The U.S. Department of Transportation (D.O.T) is cracking down on airlines that refuse to assist passengers who encounter their baggage being damaged after checking it in with the carrier.
The Department of Transportation stated however that under U.S federal law, airlines are indeed liable for such damages and any refusal to reimburse passengers is a violation of the law.
A notice was issued to several airlines late November (see here) stating that the D.O.T is investigating carriers for violation of the law based on unlawful exclusion of liability.
The U.S. Department of Transportation issued a notice today reminding airlines that they are required to compensate passengers for damage to wheels, straps, zippers, handles, and other protruding parts of checked baggage beyond normal wear and tear. The notice also reminds airlines of their obligation to accept all reports of mishandled baggage from consumers even if an airline’s agent believes the airline is not liable. This notice is a result of recent airport inspections which uncovered the fact that certain airlines routinely exclude liability for damage to specific parts of checked baggage.
“These inspections demonstrate the Department’s commitment to protecting consumers when they travel by air,” said U.S. Transportation Secretary Anthony Foxx. “While we are proud of the progress we’ve made so far, we will continue to strengthen how we monitor and enforce compliance with air travel consumer protection and civil rights rules.”
The Department’s Office of Aviation Enforcement and Proceedings discovered that certain airlines may be refusing to accept reports of such damage when it inspected U.S. and foreign airlines at 16 airports nationwide in a two week period in September 2015. The notice warns airlines to immediately review and revise their baggage policies to ensure compliance with the law. The Aviation Enforcement Office intends to take enforcement action against airlines that are not in compliance by January 9, 2016.
This concerns both foreign and U.S. carriers even though I had the experience that the U.S. carriers are often unwilling to compensate for damaged baggage.
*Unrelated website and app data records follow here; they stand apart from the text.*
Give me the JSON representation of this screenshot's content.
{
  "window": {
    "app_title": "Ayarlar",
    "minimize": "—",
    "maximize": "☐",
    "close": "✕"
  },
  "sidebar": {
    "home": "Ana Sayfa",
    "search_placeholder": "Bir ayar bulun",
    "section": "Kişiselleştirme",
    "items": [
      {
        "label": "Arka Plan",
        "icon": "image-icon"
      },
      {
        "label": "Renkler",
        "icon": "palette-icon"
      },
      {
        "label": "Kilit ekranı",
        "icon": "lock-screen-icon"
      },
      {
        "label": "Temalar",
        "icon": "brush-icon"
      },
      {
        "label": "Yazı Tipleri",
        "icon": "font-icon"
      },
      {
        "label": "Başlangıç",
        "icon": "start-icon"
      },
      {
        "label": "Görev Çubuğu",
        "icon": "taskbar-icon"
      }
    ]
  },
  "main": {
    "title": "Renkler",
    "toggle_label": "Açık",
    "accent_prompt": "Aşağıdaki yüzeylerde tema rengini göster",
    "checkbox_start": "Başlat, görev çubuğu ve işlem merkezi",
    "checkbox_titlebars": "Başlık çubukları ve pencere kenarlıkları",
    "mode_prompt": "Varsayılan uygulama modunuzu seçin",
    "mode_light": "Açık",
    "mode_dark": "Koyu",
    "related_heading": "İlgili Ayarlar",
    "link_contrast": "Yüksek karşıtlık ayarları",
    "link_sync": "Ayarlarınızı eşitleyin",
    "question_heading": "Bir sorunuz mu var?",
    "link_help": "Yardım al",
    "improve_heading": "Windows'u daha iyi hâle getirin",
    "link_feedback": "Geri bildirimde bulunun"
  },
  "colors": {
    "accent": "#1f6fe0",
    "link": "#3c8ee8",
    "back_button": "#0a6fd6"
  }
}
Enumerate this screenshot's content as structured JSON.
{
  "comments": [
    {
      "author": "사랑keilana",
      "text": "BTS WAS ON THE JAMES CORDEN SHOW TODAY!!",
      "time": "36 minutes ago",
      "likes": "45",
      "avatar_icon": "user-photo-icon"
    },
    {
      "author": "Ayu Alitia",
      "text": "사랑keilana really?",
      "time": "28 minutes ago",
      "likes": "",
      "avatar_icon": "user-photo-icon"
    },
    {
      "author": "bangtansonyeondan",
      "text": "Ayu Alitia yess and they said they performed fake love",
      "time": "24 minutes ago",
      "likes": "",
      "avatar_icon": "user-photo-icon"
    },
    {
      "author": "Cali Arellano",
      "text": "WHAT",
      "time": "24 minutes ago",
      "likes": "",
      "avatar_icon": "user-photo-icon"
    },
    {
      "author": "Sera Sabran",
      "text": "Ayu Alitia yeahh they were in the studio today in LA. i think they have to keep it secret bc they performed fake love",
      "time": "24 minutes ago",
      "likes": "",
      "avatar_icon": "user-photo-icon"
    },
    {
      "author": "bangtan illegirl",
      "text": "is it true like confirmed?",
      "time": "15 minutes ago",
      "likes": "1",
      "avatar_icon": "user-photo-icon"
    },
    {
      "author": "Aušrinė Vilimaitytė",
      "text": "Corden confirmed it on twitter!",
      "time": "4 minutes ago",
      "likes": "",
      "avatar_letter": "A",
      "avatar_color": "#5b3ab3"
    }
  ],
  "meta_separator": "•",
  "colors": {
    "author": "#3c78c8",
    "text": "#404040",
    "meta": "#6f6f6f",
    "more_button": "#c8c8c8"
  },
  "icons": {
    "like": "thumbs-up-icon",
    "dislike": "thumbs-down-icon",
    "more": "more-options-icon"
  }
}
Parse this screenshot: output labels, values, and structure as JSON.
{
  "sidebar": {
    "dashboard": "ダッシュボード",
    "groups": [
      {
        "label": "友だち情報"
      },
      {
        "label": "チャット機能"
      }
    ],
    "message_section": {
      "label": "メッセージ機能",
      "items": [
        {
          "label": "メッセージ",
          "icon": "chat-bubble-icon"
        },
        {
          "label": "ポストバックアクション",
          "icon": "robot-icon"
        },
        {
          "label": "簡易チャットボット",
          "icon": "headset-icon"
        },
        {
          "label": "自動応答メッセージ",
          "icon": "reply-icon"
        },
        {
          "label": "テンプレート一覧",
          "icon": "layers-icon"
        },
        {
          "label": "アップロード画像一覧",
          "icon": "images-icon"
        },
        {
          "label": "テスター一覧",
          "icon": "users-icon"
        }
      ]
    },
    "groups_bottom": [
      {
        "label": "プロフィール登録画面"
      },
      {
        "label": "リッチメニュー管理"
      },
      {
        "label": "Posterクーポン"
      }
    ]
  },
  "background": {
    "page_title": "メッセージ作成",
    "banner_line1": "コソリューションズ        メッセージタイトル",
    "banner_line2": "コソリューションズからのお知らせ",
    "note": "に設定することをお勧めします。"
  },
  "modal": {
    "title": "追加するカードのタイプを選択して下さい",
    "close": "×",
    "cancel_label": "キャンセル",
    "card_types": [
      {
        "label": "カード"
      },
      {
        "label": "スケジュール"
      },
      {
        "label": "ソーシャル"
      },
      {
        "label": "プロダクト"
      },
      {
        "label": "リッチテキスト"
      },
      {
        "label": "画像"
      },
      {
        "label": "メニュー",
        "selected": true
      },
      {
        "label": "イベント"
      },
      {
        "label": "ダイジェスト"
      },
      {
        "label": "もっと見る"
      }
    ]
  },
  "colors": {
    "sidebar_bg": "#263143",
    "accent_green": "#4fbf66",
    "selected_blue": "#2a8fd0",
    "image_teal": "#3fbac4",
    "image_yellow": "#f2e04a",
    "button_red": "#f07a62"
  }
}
My worst experience with this was American Airlines a few years ago.
I initially became aware of the whole matter because of a story that popped up in my Yahoo News Feed (see here) amid recent baggage handling scandals in the United States.
On Nov. 25, the DOT issued a notice to airlines after recent airport inspections “uncovered the fact that certain airlines routinely exclude liability for damage to specific parts of checked baggage.” Under current federal law, carriers are responsible for reimbursing damage incurred to handles, zippers, wheels and other exterior parts of luggage left in their care.
But the investigation found that airline baggage policies of several carriers state they won’t reimburse passengers for any damage incurred –which is a direct violation of the law. In Sept., the federal agency investigated incidents among airlines at 16 different foreign and international airports and found that “certain airlines may be refusing to accept reports of such damage”– meaning that customers who complained were simply turned away.
This doesn’t surprise me as most travelers don’t know their rights and even those that do often don’t have the time and persistence to push for them.
Enforcement action means that if the DOT will find during further trials that airline employees still won’t accept liability and issue a baggage irregularity report there will be fines levied upon the airlines involved.
It’s about time the authorities do something about this practice and I can once again only urge all passengers who encounter such situations to file a consumer complaint with the DOT.
Even though I doubt this leaves a huge impression in the carriers. It’s much cheaper to pay an occasional fine than to universally accept liability and compensate every passenger they would need to. The same method as we mentioned before with claims regarding EU compensation. Passenger rights are not very well known by everyone involved in the process.